[DATA TO EXAMINE]
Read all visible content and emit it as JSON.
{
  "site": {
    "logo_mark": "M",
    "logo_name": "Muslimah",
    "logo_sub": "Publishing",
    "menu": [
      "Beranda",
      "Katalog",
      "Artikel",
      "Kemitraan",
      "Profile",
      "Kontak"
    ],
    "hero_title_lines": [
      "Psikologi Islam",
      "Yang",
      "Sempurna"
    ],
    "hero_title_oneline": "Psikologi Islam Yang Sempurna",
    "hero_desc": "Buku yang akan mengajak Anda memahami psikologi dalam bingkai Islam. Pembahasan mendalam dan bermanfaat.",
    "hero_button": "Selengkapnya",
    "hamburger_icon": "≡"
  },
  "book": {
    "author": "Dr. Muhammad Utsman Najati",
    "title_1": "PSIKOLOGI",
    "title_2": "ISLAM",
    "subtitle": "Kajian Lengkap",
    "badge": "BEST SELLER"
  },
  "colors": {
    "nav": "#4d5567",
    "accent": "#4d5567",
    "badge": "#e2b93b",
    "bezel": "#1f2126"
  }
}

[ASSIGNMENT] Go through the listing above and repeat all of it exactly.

[EXERCISE OUTPUT]
Read all visible content and emit it as JSON.
{
  "site": {
    "logo_mark": "M",
    "logo_name": "Muslimah",
    "logo_sub": "Publishing",
    "menu": [
      "Beranda",
      "Katalog",
      "Artikel",
      "Kemitraan",
      "Profile",
      "Kontak"
    ],
    "hero_title_lines": [
      "Psikologi Islam",
      "Yang",
      "Sempurna"
    ],
    "hero_title_oneline": "Psikologi Islam Yang Sempurna",
    "hero_desc": "Buku yang akan mengajak Anda memahami psikologi dalam bingkai Islam. Pembahasan mendalam dan bermanfaat.",
    "hero_button": "Selengkapnya",
    "hamburger_icon": "≡"
  },
  "book": {
    "author": "Dr. Muhammad Utsman Najati",
    "title_1": "PSIKOLOGI",
    "title_2": "ISLAM",
    "subtitle": "Kajian Lengkap",
    "badge": "BEST SELLER"
  },
  "colors": {
    "nav": "#4d5567",
    "accent": "#4d5567",
    "badge": "#e2b93b",
    "bezel": "#1f2126"
  }
}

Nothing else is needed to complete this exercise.